Sarah Bond didn’t understand why, as a teenager in 1979, she felt compelled to make a quilt. “I remember my mother coming in and asking me what I was doing,” she recalled. “I told her I was making a quilt. She then asked me why, and I replied that I wasn't sure, but that I needed to make one.
“It's been an imperative ever since,” she added.
What Sarah didn’t realize then was that quiltmaking is in her blood. Her great-great-grandmother, Jane Arthur Bond, born in 1828 in Kentucky, is among a handful of documented slave quilters. The wife of Jane’s grandson Max, Ruth Clement Bond, also was a famous quilter. “She was an artist and a human rights advocate,” Sarah Bond said. “During the 1930s when Max was working for the TVA, she designed quilts that were then stitched by the wives of the black TVA workers.” Ruth Bond’s design Lazy Man was voted one of the 100 best quilts of the 20th century.
Sarah also traces her quilting heritage on her father’s side to her great-grandmother, Louvinia Clarkson Cleckley, a prolific quilter who was born in South Carolina in 1858. “I have many of Louvinia's quilts, as it is those quilts that were on the beds when I was growing up,” Sarah said.
“I didn't know, when my mother asked me what I was doing 40 years ago, why I was so fixed on making quilts,” Sarah said. “I have learned more about my foremothers since, and I think it was meant to be.”
Quiltmaking provides a calming force for Sarah. “Making quilts serves as a cure for the stresses and strains that daily life brings to us all,” she said. “I am soothed by creating order out of the chaos of my fabric stash, I am fed by the intensity of color and value coming together in a design, and I am transformed by the creative expression that quilting affords me.”
Her making process is an intuitive one, as she seldom sketches her design.
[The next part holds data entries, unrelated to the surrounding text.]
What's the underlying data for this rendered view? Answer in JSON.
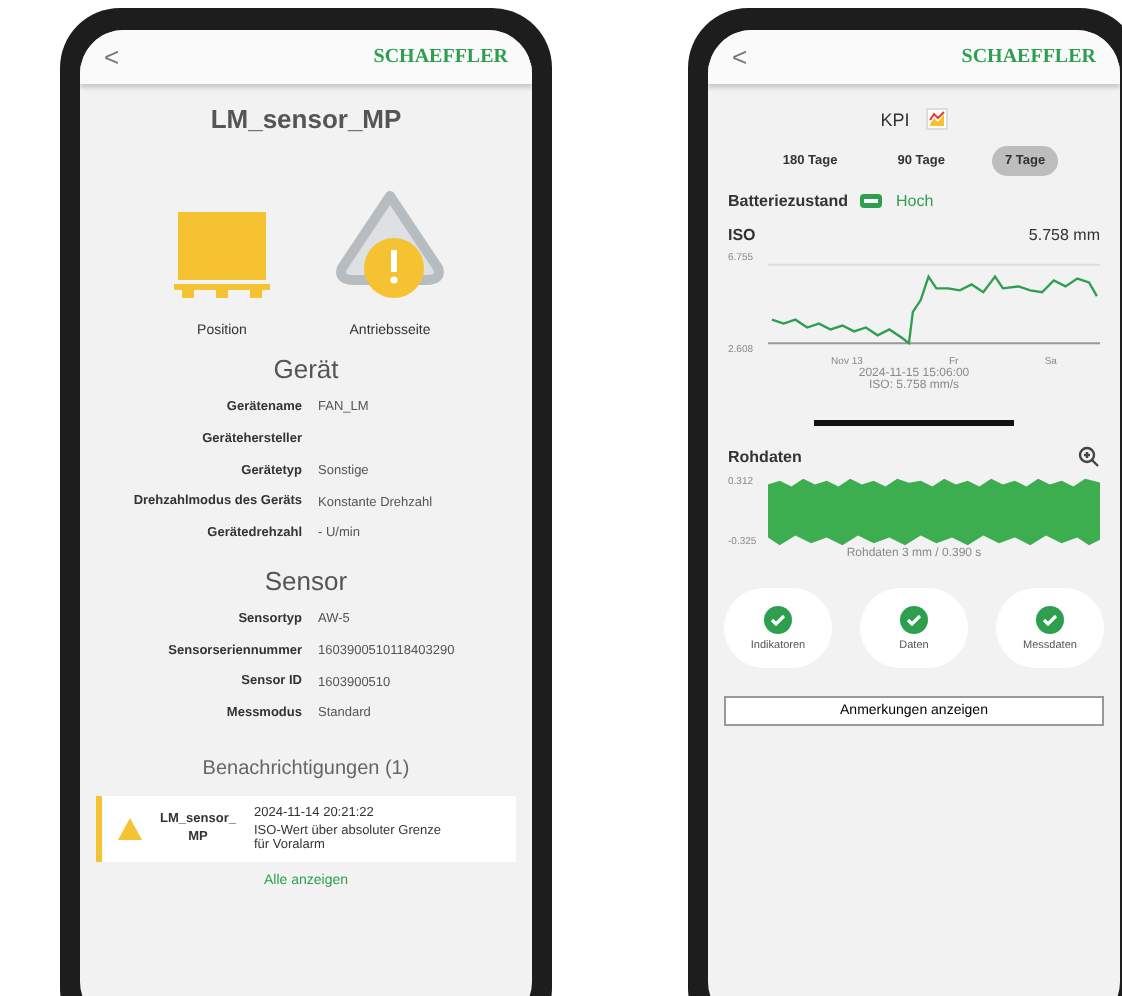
{
  "device_screen": {
    "header": {
      "back": "<",
      "brand": "SCHAEFFLER"
    },
    "title": "LM_sensor_MP",
    "status_icons": [
      {
        "kind": "position",
        "label": "Position"
      },
      {
        "kind": "warning",
        "label": "Antriebsseite"
      }
    ],
    "sections": [
      {
        "heading": "Gerät",
        "rows": [
          {
            "label": "Gerätename",
            "value": "FAN_LM"
          },
          {
            "label": "Gerätehersteller",
            "value": ""
          },
          {
            "label": "Gerätetyp",
            "value": "Sonstige"
          },
          {
            "label": "Drehzahlmodus des Geräts",
            "value": "Konstante Drehzahl"
          },
          {
            "label": "Gerätedrehzahl",
            "value": "- U/min"
          }
        ]
      },
      {
        "heading": "Sensor",
        "rows": [
          {
            "label": "Sensortyp",
            "value": "AW-5"
          },
          {
            "label": "Sensorseriennummer",
            "value": "1603900510118403290"
          },
          {
            "label": "Sensor ID",
            "value": "1603900510"
          },
          {
            "label": "Messmodus",
            "value": "Standard"
          }
        ]
      }
    ],
    "notifications": {
      "heading": "Benachrichtigungen (1)",
      "items": [
        {
          "name": "LM_sensor_MP",
          "time": "2024-11-14 20:21:22",
          "message": "ISO-Wert über absoluter Grenze für Voralarm"
        }
      ],
      "link": "Alle anzeigen"
    }
  },
  "kpi_screen": {
    "header": {
      "back": "<",
      "brand": "SCHAEFFLER"
    },
    "title": "KPI",
    "periods": [
      {
        "label": "180 Tage",
        "selected": false
      },
      {
        "label": "90 Tage",
        "selected": false
      },
      {
        "label": "7 Tage",
        "selected": true
      }
    ],
    "battery": {
      "label": "Batteriezustand",
      "value": "Hoch"
    },
    "iso": {
      "title": "ISO",
      "value": "5.758 mm",
      "y_labels": [
        "6.755",
        "2.608"
      ],
      "x_labels": [
        "Nov 13",
        "Fr",
        "Sa"
      ],
      "caption": [
        "2024-11-15 15:06:00",
        "ISO: 5.758 mm/s"
      ]
    },
    "raw": {
      "title": "Rohdaten",
      "y_labels": [
        "0.312",
        "-0.325"
      ],
      "caption": "Rohdaten 3 mm / 0.390 s"
    },
    "checks": [
      {
        "label": "Indikatoren"
      },
      {
        "label": "Daten"
      },
      {
        "label": "Messdaten"
      }
    ],
    "notes_button": "Anmerkungen anzeigen"
  }
}
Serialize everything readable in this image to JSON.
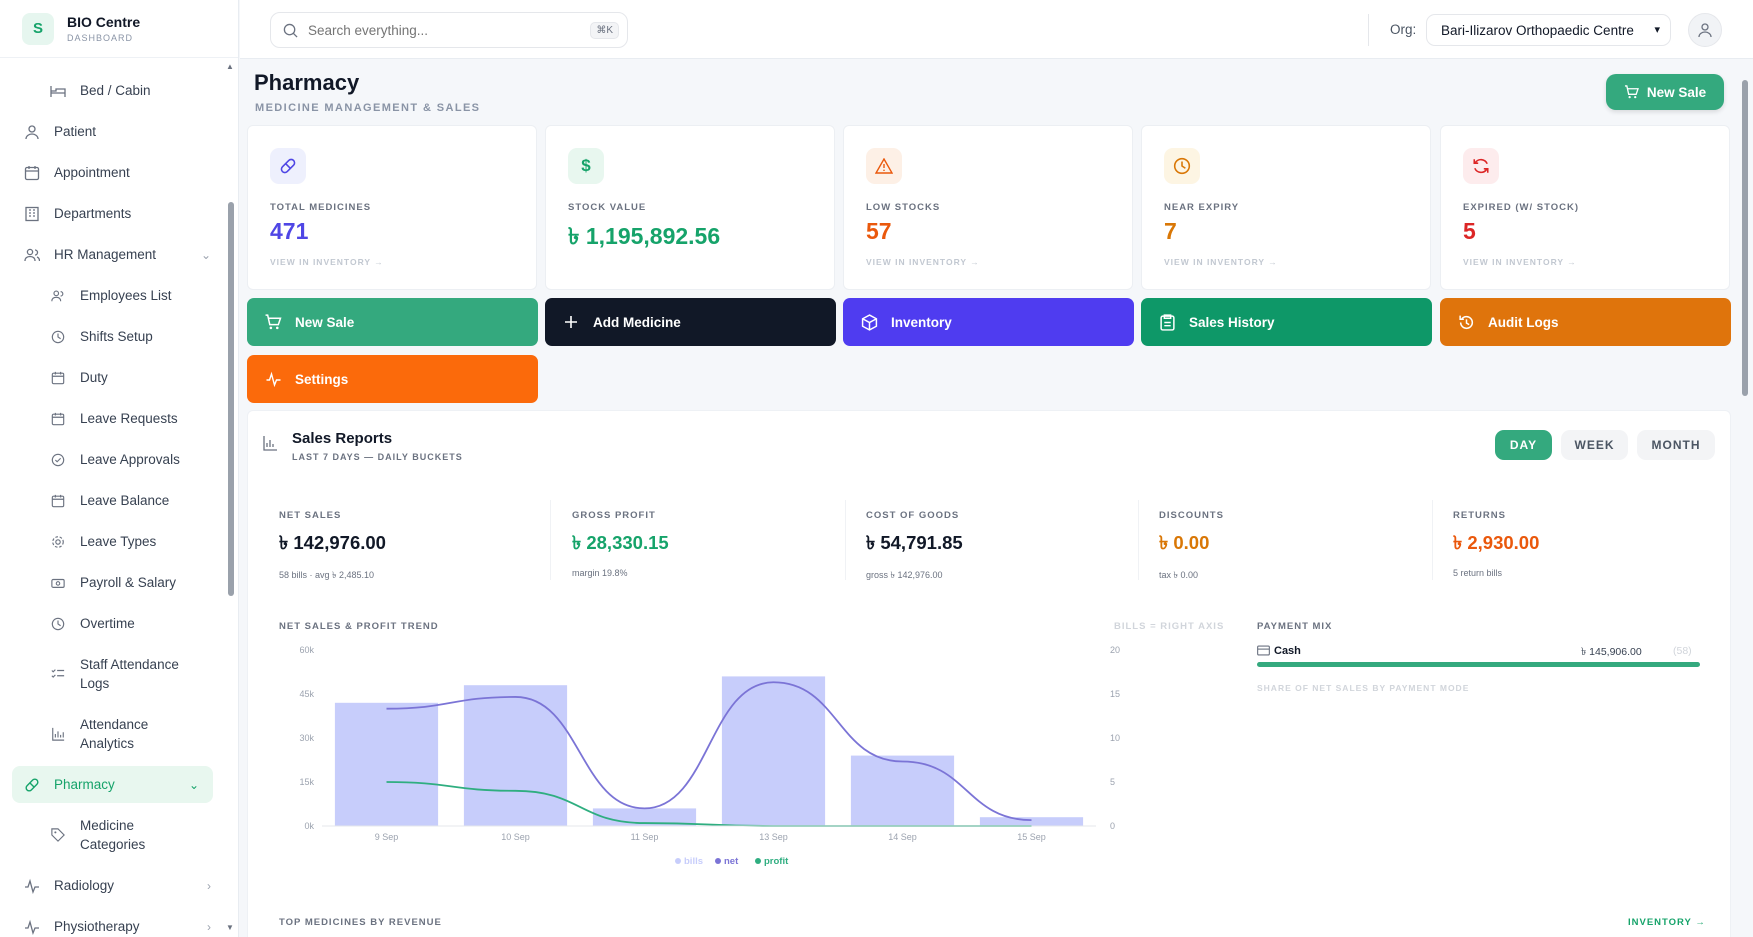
{
  "brand": {
    "title": "BIO Centre",
    "subtitle": "DASHBOARD",
    "logo": "S"
  },
  "sidebar": {
    "items": [
      {
        "label": "Bed / Cabin",
        "icon": "bed-icon"
      },
      {
        "label": "Patient",
        "icon": "user-icon"
      },
      {
        "label": "Appointment",
        "icon": "calendar-icon"
      },
      {
        "label": "Departments",
        "icon": "building-icon"
      },
      {
        "label": "HR Management",
        "icon": "users-icon"
      },
      {
        "label": "Employees List",
        "icon": "users-icon"
      },
      {
        "label": "Shifts Setup",
        "icon": "clock-icon"
      },
      {
        "label": "Duty",
        "icon": "calendar-icon"
      },
      {
        "label": "Leave Requests",
        "icon": "calendar-icon"
      },
      {
        "label": "Leave Approvals",
        "icon": "check-circle-icon"
      },
      {
        "label": "Leave Balance",
        "icon": "calendar-icon"
      },
      {
        "label": "Leave Types",
        "icon": "gear-icon"
      },
      {
        "label": "Payroll & Salary",
        "icon": "money-icon"
      },
      {
        "label": "Overtime",
        "icon": "clock-icon"
      },
      {
        "label": "Staff Attendance Logs",
        "icon": "list-icon"
      },
      {
        "label": "Attendance Analytics",
        "icon": "bar-chart-icon"
      },
      {
        "label": "Pharmacy",
        "icon": "pill-icon"
      },
      {
        "label": "Medicine Categories",
        "icon": "tag-icon"
      },
      {
        "label": "Radiology",
        "icon": "pulse-icon"
      },
      {
        "label": "Physiotherapy",
        "icon": "pulse-icon"
      }
    ]
  },
  "topbar": {
    "search_placeholder": "Search everything...",
    "shortcut": "⌘K",
    "org_label": "Org:",
    "org_value": "Bari-Ilizarov Orthopaedic Centre"
  },
  "page": {
    "title": "Pharmacy",
    "subtitle": "MEDICINE MANAGEMENT & SALES",
    "new_sale": "New Sale"
  },
  "stats": [
    {
      "label": "TOTAL MEDICINES",
      "value": "471",
      "link": "VIEW IN INVENTORY →",
      "color": "#4f46e5"
    },
    {
      "label": "STOCK VALUE",
      "value": "৳ 1,195,892.56",
      "color": "#16a36a"
    },
    {
      "label": "LOW STOCKS",
      "value": "57",
      "link": "VIEW IN INVENTORY →",
      "color": "#ea580c"
    },
    {
      "label": "NEAR EXPIRY",
      "value": "7",
      "link": "VIEW IN INVENTORY →",
      "color": "#d97706"
    },
    {
      "label": "EXPIRED (W/ STOCK)",
      "value": "5",
      "link": "VIEW IN INVENTORY →",
      "color": "#dc2626"
    }
  ],
  "actions": [
    {
      "label": "New Sale",
      "color": "#34a97e"
    },
    {
      "label": "Add Medicine",
      "color": "#111827"
    },
    {
      "label": "Inventory",
      "color": "#4f3cf0"
    },
    {
      "label": "Sales History",
      "color": "#0e9868"
    },
    {
      "label": "Audit Logs",
      "color": "#df740c"
    },
    {
      "label": "Settings",
      "color": "#fb6a0b"
    }
  ],
  "report": {
    "title": "Sales Reports",
    "subtitle": "LAST 7 DAYS — DAILY BUCKETS",
    "tabs": [
      "DAY",
      "WEEK",
      "MONTH"
    ],
    "kpis": [
      {
        "label": "NET SALES",
        "value": "৳ 142,976.00",
        "sub": "58 bills · avg ৳ 2,485.10",
        "color": "#111827"
      },
      {
        "label": "GROSS PROFIT",
        "value": "৳ 28,330.15",
        "sub": "margin 19.8%",
        "color": "#16a36a"
      },
      {
        "label": "COST OF GOODS",
        "value": "৳ 54,791.85",
        "sub": "gross ৳ 142,976.00",
        "color": "#111827"
      },
      {
        "label": "DISCOUNTS",
        "value": "৳ 0.00",
        "sub": "tax ৳ 0.00",
        "color": "#d97706"
      },
      {
        "label": "RETURNS",
        "value": "৳ 2,930.00",
        "sub": "5 return bills",
        "color": "#ea580c"
      }
    ],
    "trend_label": "NET SALES & PROFIT TREND",
    "trend_note": "BILLS = RIGHT AXIS",
    "payment_label": "PAYMENT MIX",
    "payment": {
      "name": "Cash",
      "amount": "৳ 145,906.00",
      "count": "(58)"
    },
    "payment_note": "SHARE OF NET SALES BY PAYMENT MODE",
    "top_label": "TOP MEDICINES BY REVENUE",
    "top_link": "INVENTORY →"
  },
  "chart_data": {
    "type": "bar",
    "categories": [
      "9 Sep",
      "10 Sep",
      "11 Sep",
      "13 Sep",
      "14 Sep",
      "15 Sep"
    ],
    "yticks_left": [
      "0k",
      "15k",
      "30k",
      "45k",
      "60k"
    ],
    "yticks_right": [
      "0",
      "5",
      "10",
      "15",
      "20"
    ],
    "ylim": [
      0,
      60000
    ],
    "ylim_right": [
      0,
      20
    ],
    "series": [
      {
        "name": "bills",
        "type": "bar",
        "axis": "right",
        "values": [
          14,
          16,
          2,
          17,
          8,
          1
        ],
        "color": "#c7cdfb"
      },
      {
        "name": "net",
        "type": "line",
        "axis": "left",
        "values": [
          40000,
          44000,
          6000,
          49000,
          22000,
          2000
        ],
        "color": "#7b74d6"
      },
      {
        "name": "profit",
        "type": "line",
        "axis": "left",
        "values": [
          15000,
          12000,
          1000,
          0,
          0,
          0
        ],
        "color": "#2fae80"
      }
    ]
  }
}
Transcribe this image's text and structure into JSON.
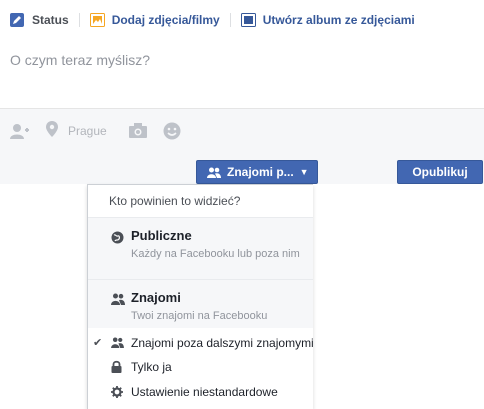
{
  "tabs": {
    "status": "Status",
    "photos": "Dodaj zdjęcia/filmy",
    "album": "Utwórz album ze zdjęciami"
  },
  "composer": {
    "placeholder": "O czym teraz myślisz?",
    "location": "Prague"
  },
  "buttons": {
    "audience": "Znajomi p...",
    "publish": "Opublikuj"
  },
  "menu": {
    "header": "Kto powinien to widzieć?",
    "items": [
      {
        "title": "Publiczne",
        "desc": "Każdy na Facebooku lub poza nim",
        "icon": "globe-icon"
      },
      {
        "title": "Znajomi",
        "desc": "Twoi znajomi na Facebooku",
        "icon": "friends-icon"
      },
      {
        "title": "Znajomi poza dalszymi znajomymi",
        "icon": "friends-icon",
        "selected": true
      },
      {
        "title": "Tylko ja",
        "icon": "lock-icon"
      },
      {
        "title": "Ustawienie niestandardowe",
        "icon": "gear-icon"
      }
    ]
  },
  "colors": {
    "brand": "#4267b2",
    "link": "#365899",
    "muted": "#90949c"
  }
}
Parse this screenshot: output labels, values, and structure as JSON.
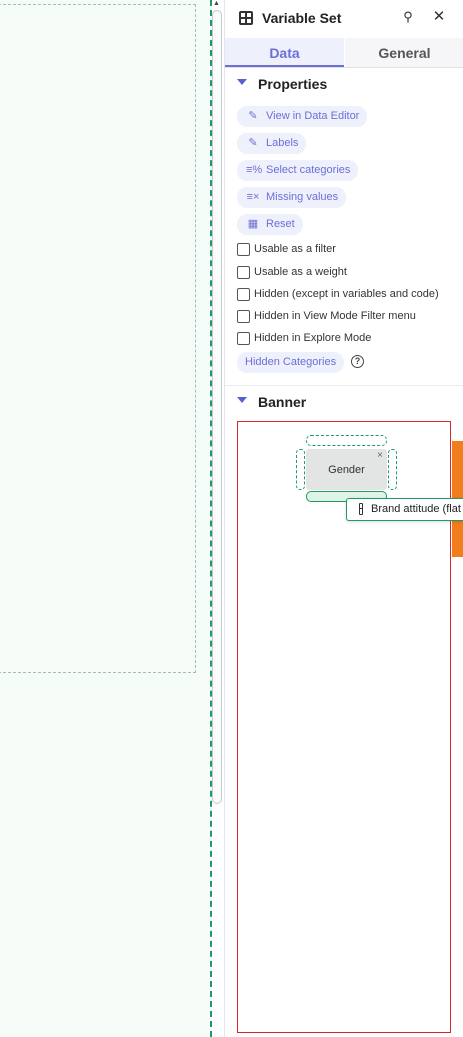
{
  "panel": {
    "title": "Variable Set",
    "pin_icon": "pin-icon",
    "close_icon": "close-icon"
  },
  "tabs": [
    {
      "label": "Data",
      "active": true
    },
    {
      "label": "General",
      "active": false
    }
  ],
  "properties": {
    "heading": "Properties",
    "actions": [
      {
        "label": "View in Data Editor",
        "icon": "pencil-icon"
      },
      {
        "label": "Labels",
        "icon": "pencil-icon"
      },
      {
        "label": "Select categories",
        "icon": "select-categories-icon"
      },
      {
        "label": "Missing values",
        "icon": "missing-values-icon"
      },
      {
        "label": "Reset",
        "icon": "reset-icon"
      }
    ],
    "checkboxes": [
      {
        "label": "Usable as a filter",
        "checked": false
      },
      {
        "label": "Usable as a weight",
        "checked": false
      },
      {
        "label": "Hidden (except in variables and code)",
        "checked": false
      },
      {
        "label": "Hidden in View Mode Filter menu",
        "checked": false
      },
      {
        "label": "Hidden in Explore Mode",
        "checked": false
      }
    ],
    "hidden_categories_label": "Hidden Categories",
    "help_glyph": "?"
  },
  "banner": {
    "heading": "Banner",
    "chip_label": "Gender",
    "chip_close": "×",
    "dragging_label": "Brand attitude (flat"
  },
  "colors": {
    "accent": "#6c6fd8",
    "drop_zone": "#1f9a68",
    "banner_border": "#d9262c",
    "drag_preview": "#f07e1c"
  }
}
Instead, she selects the elements – a series of shapes or the movement she is seeking to create – and begins arranging them. “Eventually I arrive at the endpoint of the finished quilt,” Sarah said. “Sometimes that takes a few weeks, sometimes a few months, sometimes years. I always have confidence that I'll reach a satisfactory endpoint.”
Nearly 10 years ago, Sarah attended her first Quilting by the Lake (QBL). “It literally changed my life,” she said. “Spending that time and giving oneself over to the creative process in the absence of distraction is transformative.”
She recommends that every quilter take time out of their busy lives to attend an immersive workshop like QBL. At QBL 2019, Sarah will be teaching a two-day session, Coming Full Circle, and a three-day workshop, Lone Star Variations. Sarah is drawn to reinventing traditional patterns like the Lone Star with different colors and methods of construction in homage to the style of quilts her great-grandmother Louvinia made.
“I've been on a creative journey for the last year or two, working with Louvinia's Lone Star designs and letting them inspire new variations on an old theme,” she said. “This has proven to be a very fertile furrow to plow and I'm hoping it has yet more to produce.”
The year Sarah Bond made her first quilt
The number of Singer 401 sewing machines Sarah owns, including one that belonged to her aunt
The square footage of Sarah’s studio in an old manufacturing plant in the Germantown area of Philadelphia
The age in years of Sarah’s Bernina sewing machine
AT TOP: Sarah Bond will be teaching two classes at Quilting by the Lake 2019, including Coming Full Circle, of which this is an example.
MIDDLE: Sarah can trace her family heritage of quilting to her great-great-grandmother, Jane Arthur Bond, who was born in 1828 in Kentucky. Jane Arthur Bond is one of a handful of documented slave quilters.
BOTTOM: Another of Sarah's ancestors, Ruth Clement Bond, designed this famous quilt, Lazy Man, which was voted one of the 100 best quilts of the 20th Century.